Black Friday is a long-awaited day for many people, as it generates a lot of sales in both physical stores and online marketplaces. With the ongoing COVID pandemic, online sales are expected to be even more intense this year, and along with that, we will likely see an increase in cyber scams.
Attackers will try to steal your money in many ways: through phishing sites, banking malware, remote access trojans, and more. However, there is one type of malware that people often underestimate: adware.
In 2019, Netskope Threat Labs identified a campaign linked to the malware LNKR, which is an Ad Injection Framework commonly delivered through malicious Google Chrome extensions, where the attacker can inject rogue advertisements on any page the victim is accessing for monetization. Later in 2020, we identified another campaign from LNKR, after blocking this variant from many different pages.
The year 2021 is no different either. LNKR is still active and Netskope continues to block requests from this threat. With the upcoming Black Friday holiday, the demand for products increases, as well as the chances of someone landing on a fraudulent page through a malicious advertisement. In this blog post, we will analyze LNKR and show how this type of threat can be dangerous.
Although this threat is adware, it’s not as harmless as one may think. LNKR contains many capabilities, including:
- Exfiltrate data from search engines;
- Redirect the user to any page the attacker wants;
- Display its own monetized advertisements;
LNKR is commonly distributed via infected Google Chrome extensions. However, the code is also capable of self-replication, injecting itself into web pages where the user has write permissions (i.e. capable of infecting websites).
As soon as the script is loaded, it sends several requests to its C2 server, which is hosted on the same website as the main script. In these requests, we can see the following pattern:
This endpoint is used as feedback for LNKR actions, whether they were successful or not.
This endpoint is used to interact with the malware’ configuration, where <operation> can be “set” or “get”. The list of actions LNKR performs through this endpoint was mapped by TrendMicro early in 2021.
The metrics requests are sent through an invisible image element that is added to the HTML page.
Analyzing its capabilities, the malware starts by injecting many scripts into the page that are loaded through a hardcoded configuration.

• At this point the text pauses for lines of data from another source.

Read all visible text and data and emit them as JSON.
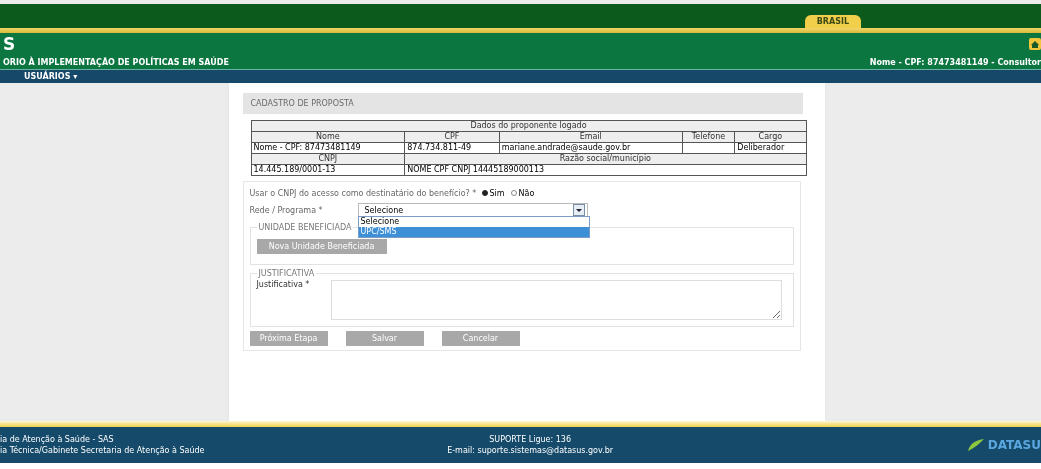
{
  "top_bar": {
    "badge": "BRASIL"
  },
  "header": {
    "title": "S",
    "subtitle": "ORIO À IMPLEMENTAÇÃO DE POLÍTICAS EM SAÚDE",
    "user": "Nome - CPF: 87473481149 - Consultor"
  },
  "nav": [
    {
      "label": "USUÁRIOS ▾"
    }
  ],
  "panel": {
    "title": "CADASTRO DE PROPOSTA",
    "proponent_table": {
      "caption": "Dados do proponente logado",
      "columns": [
        "Nome",
        "CPF",
        "Email",
        "Telefone",
        "Cargo"
      ],
      "row": {
        "nome": "Nome - CPF: 87473481149",
        "cpf": "874.734.811-49",
        "email": "mariane.andrade@saude.gov.br",
        "cargo": "Deliberador"
      },
      "columns_2": [
        "CNPJ",
        "Razão social/município"
      ],
      "row_2": [
        "14.445.189/0001-13",
        "NOME CPF CNPJ 14445189000113"
      ]
    },
    "cnpj_question": {
      "label": "Usar o CNPJ do acesso como destinatário do benefício? *",
      "options": [
        {
          "label": "Sim",
          "selected": true
        },
        {
          "label": "Não",
          "selected": false
        }
      ]
    },
    "program_select": {
      "label": "Rede / Programa *",
      "value": "Selecione",
      "options": [
        {
          "label": "Selecione",
          "highlighted": false
        },
        {
          "label": "UPC/SMS",
          "highlighted": true
        }
      ]
    },
    "unit_section": {
      "legend": "UNIDADE BENEFICIADA",
      "button": "Nova Unidade Beneficiada"
    },
    "justification_section": {
      "legend": "JUSTIFICATIVA",
      "label": "Justificativa *"
    },
    "buttons": [
      "Próxima Etapa",
      "Salvar",
      "Cancelar"
    ]
  },
  "footer": {
    "left": [
      "ia de Atenção à Saúde - SAS",
      "ia Técnica/Gabinete Secretaria de Atenção à Saúde"
    ],
    "center": [
      "SUPORTE Ligue: 136",
      "E-mail: suporte.sistemas@datasus.gov.br"
    ],
    "logo": "DATASU"
  }
}
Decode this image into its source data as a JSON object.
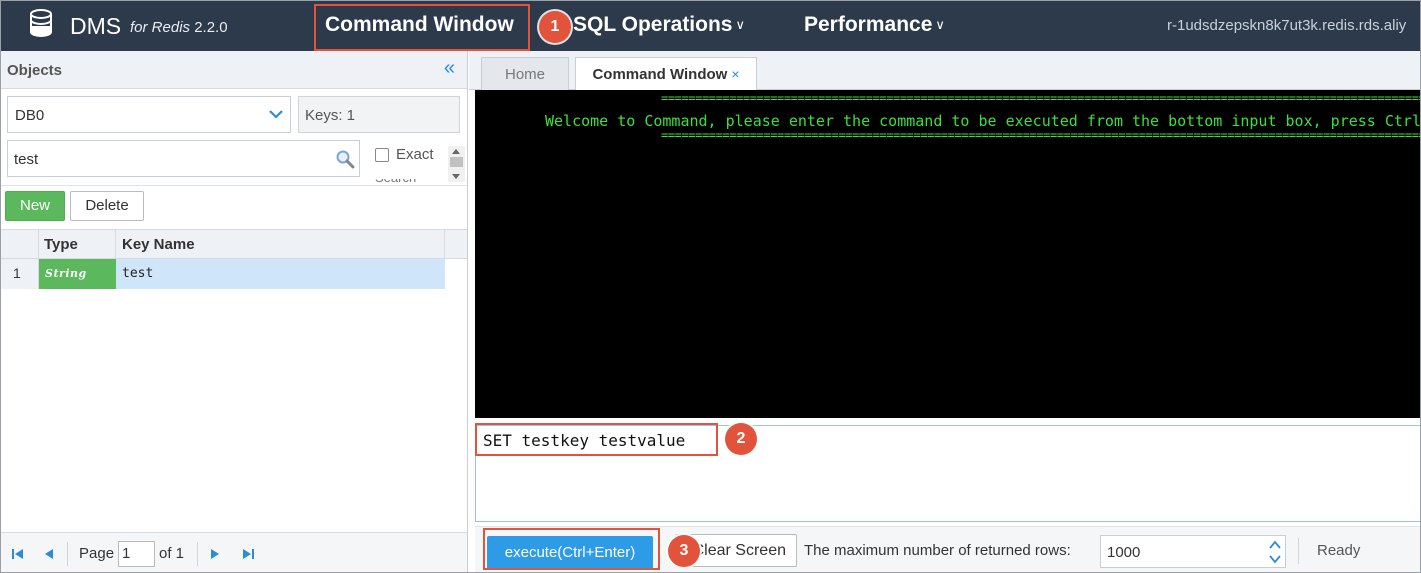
{
  "header": {
    "brand": "DMS",
    "brand_sub": "for Redis",
    "version": "2.2.0",
    "nav": {
      "command_window": "Command Window",
      "sql_operations": "SQL Operations",
      "performance": "Performance"
    },
    "instance": "r-1udsdzepskn8k7ut3k.redis.rds.aliy"
  },
  "markers": [
    "1",
    "2",
    "3"
  ],
  "objects_panel": {
    "title": "Objects",
    "db_select": "DB0",
    "keys_label": "Keys: 1",
    "search_value": "test",
    "exact_label": "Exact",
    "exact_checked": false,
    "new_button": "New",
    "delete_button": "Delete",
    "columns": [
      "Type",
      "Key Name"
    ],
    "rows": [
      {
        "num": "1",
        "type": "String",
        "key": "test"
      }
    ],
    "pager": {
      "page_label": "Page",
      "page_value": "1",
      "of_label": "of 1"
    }
  },
  "tabs": {
    "home": "Home",
    "command_window": "Command Window",
    "close": "×"
  },
  "console": {
    "separator": "========================================================================================================================",
    "welcome": "Welcome to Command, please enter the command to be executed from the bottom input box, press Ctrl+"
  },
  "command_input": {
    "value": "SET testkey testvalue"
  },
  "toolbar": {
    "execute_label": "execute(Ctrl+Enter)",
    "clear_label": "Clear Screen",
    "max_rows_label": "The maximum number of returned rows:",
    "max_rows_value": "1000",
    "status": "Ready"
  },
  "colors": {
    "topbar": "#2d3a4b",
    "accent": "#2e9be6",
    "highlight": "#e2533b",
    "string_type": "#5cb85c",
    "console_text": "#3be03b"
  }
}
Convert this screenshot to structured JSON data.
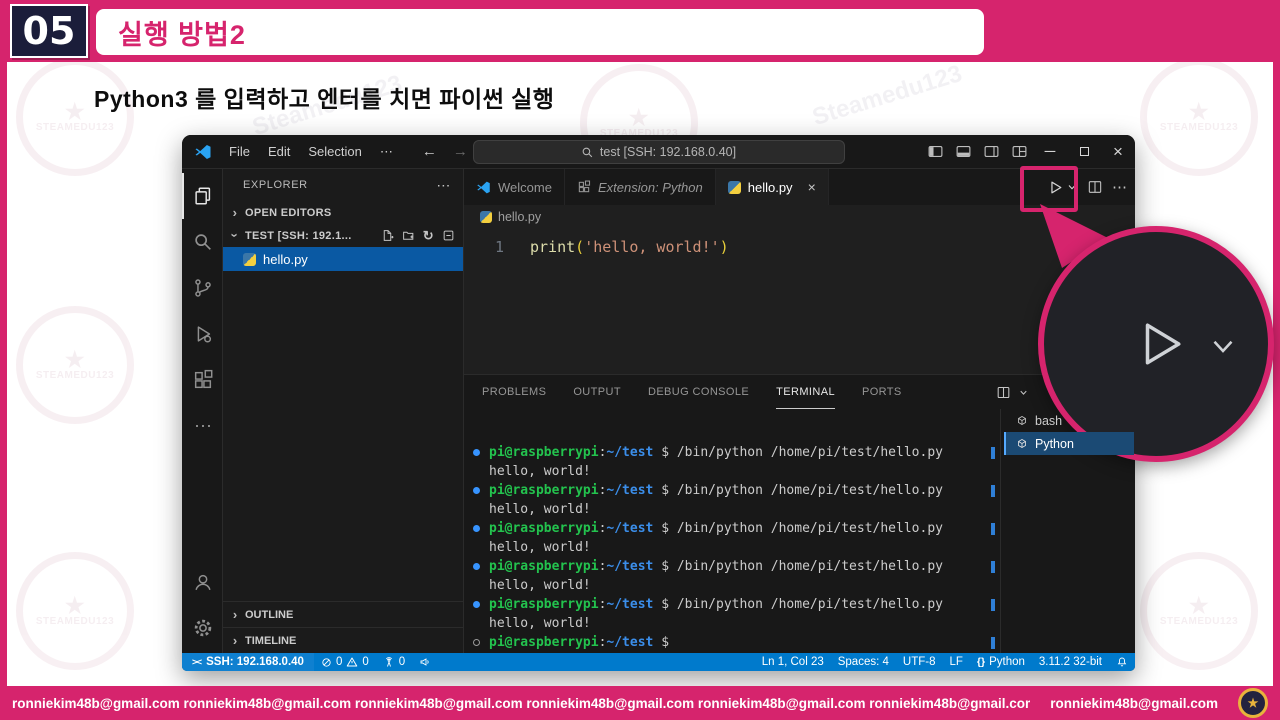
{
  "slide": {
    "number": "05",
    "title": "실행 방법2",
    "subtitle": "Python3 를 입력하고 엔터를 치면 파이썬 실행",
    "accent": "#d6246d",
    "footer_email": "ronniekim48b@gmail.com",
    "watermark_ring_text": "STEAMEDU123",
    "watermark_diag_text": "Steamedu123"
  },
  "icons": {
    "ellipsis": "⋯",
    "back": "←",
    "forward": "→",
    "minimize": "─",
    "close": "×",
    "chevron": "›",
    "refresh": "↻",
    "remote": "><",
    "braces": "{}",
    "star": "★"
  },
  "vscode": {
    "titlebar": {
      "menus": [
        "File",
        "Edit",
        "Selection"
      ],
      "search": "test [SSH: 192.168.0.40]"
    },
    "explorer": {
      "title": "EXPLORER",
      "open_editors": "OPEN EDITORS",
      "folder": "TEST [SSH: 192.1...",
      "file": "hello.py",
      "outline": "OUTLINE",
      "timeline": "TIMELINE"
    },
    "tabs": [
      {
        "label": "Welcome"
      },
      {
        "label": "Extension: Python"
      },
      {
        "label": "hello.py"
      }
    ],
    "breadcrumb": "hello.py",
    "editor": {
      "line_number": "1",
      "tok_fn": "print",
      "tok_open": "(",
      "tok_str": "'hello, world!'",
      "tok_close": ")"
    },
    "panel": {
      "tabs": [
        "PROBLEMS",
        "OUTPUT",
        "DEBUG CONSOLE",
        "TERMINAL",
        "PORTS"
      ],
      "active": "TERMINAL"
    },
    "terminal": {
      "repeats": 5,
      "user": "pi@raspberrypi",
      "separator": ":",
      "path": "~/test",
      "prompt_symbol": "$",
      "command": "/bin/python /home/pi/test/hello.py",
      "output": "hello, world!"
    },
    "terminal_tabs": [
      {
        "label": "bash"
      },
      {
        "label": "Python"
      }
    ],
    "statusbar": {
      "remote": "SSH: 192.168.0.40",
      "errors": "0",
      "warnings": "0",
      "ports": "0",
      "ln_col": "Ln 1, Col 23",
      "spaces": "Spaces: 4",
      "encoding": "UTF-8",
      "eol": "LF",
      "language": "Python",
      "interpreter": "3.11.2 32-bit"
    }
  }
}
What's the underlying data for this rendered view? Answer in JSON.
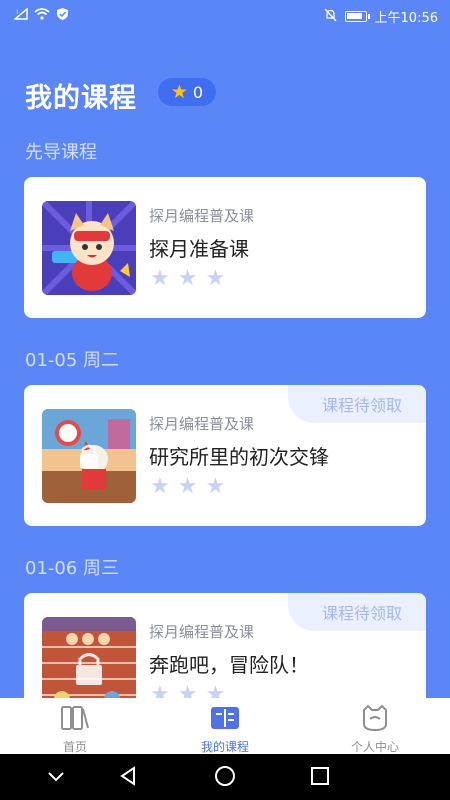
{
  "status_bar": {
    "time": "上午10:56"
  },
  "header": {
    "title": "我的课程",
    "star_count": "0"
  },
  "sections": [
    {
      "label": "先导课程"
    },
    {
      "label": "01-05 周二"
    },
    {
      "label": "01-06 周三"
    }
  ],
  "courses": [
    {
      "subtitle": "探月编程普及课",
      "title": "探月准备课",
      "tag": ""
    },
    {
      "subtitle": "探月编程普及课",
      "title": "研究所里的初次交锋",
      "tag": "课程待领取"
    },
    {
      "subtitle": "探月编程普及课",
      "title": "奔跑吧，冒险队！",
      "tag": "课程待领取"
    }
  ],
  "nav": {
    "home": "首页",
    "my_courses": "我的课程",
    "profile": "个人中心"
  },
  "colors": {
    "background": "#5a86f8",
    "accent": "#4f73e6",
    "star": "#ffc21a"
  }
}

This configuration is stored in JSON, where it has the URLs for the external scripts and other settings such as allowed/denied countries and browsers.
This is extremely dangerous as the attacker can inject anything into the page, like a script to steal credit card data for example.
This malware also contains hardcoded targeted websites, like the Russian social network named OK, where the rogue advertisement is loaded through iframes.
Another targeted website is Amazon. The malware checks the website the user is browsing through a regex pattern.
If the victim is shopping at Amazon, the malware collects information about the products, such as the name, price, and items in the cart, which are later used for advertisement/monetization.
Booking is also on the target list. If the victim accesses the original website or its corresponding typos, the request is stopped and the user is redirected to another page.
Furthermore, there are also functions to exfiltrate data from search engines, like Google, Yahoo, and go.mail.ru. If that’s the case, anything the victim is searching is redirected to another page.
Netskope Threat Labs is actively monitoring this campaign and has ensured coverage for all known threat indicators and payloads.
- Netskope Threat Protection
- Netskope Advanced Threat Protection provides proactive coverage against this threat.
- Gen.Malware.Detect.By.StHeur indicates a sample that was detected using static analysis
- Gen.Malware.Detect.By.Sandbox indicates a sample that was detected by our cloud sandbox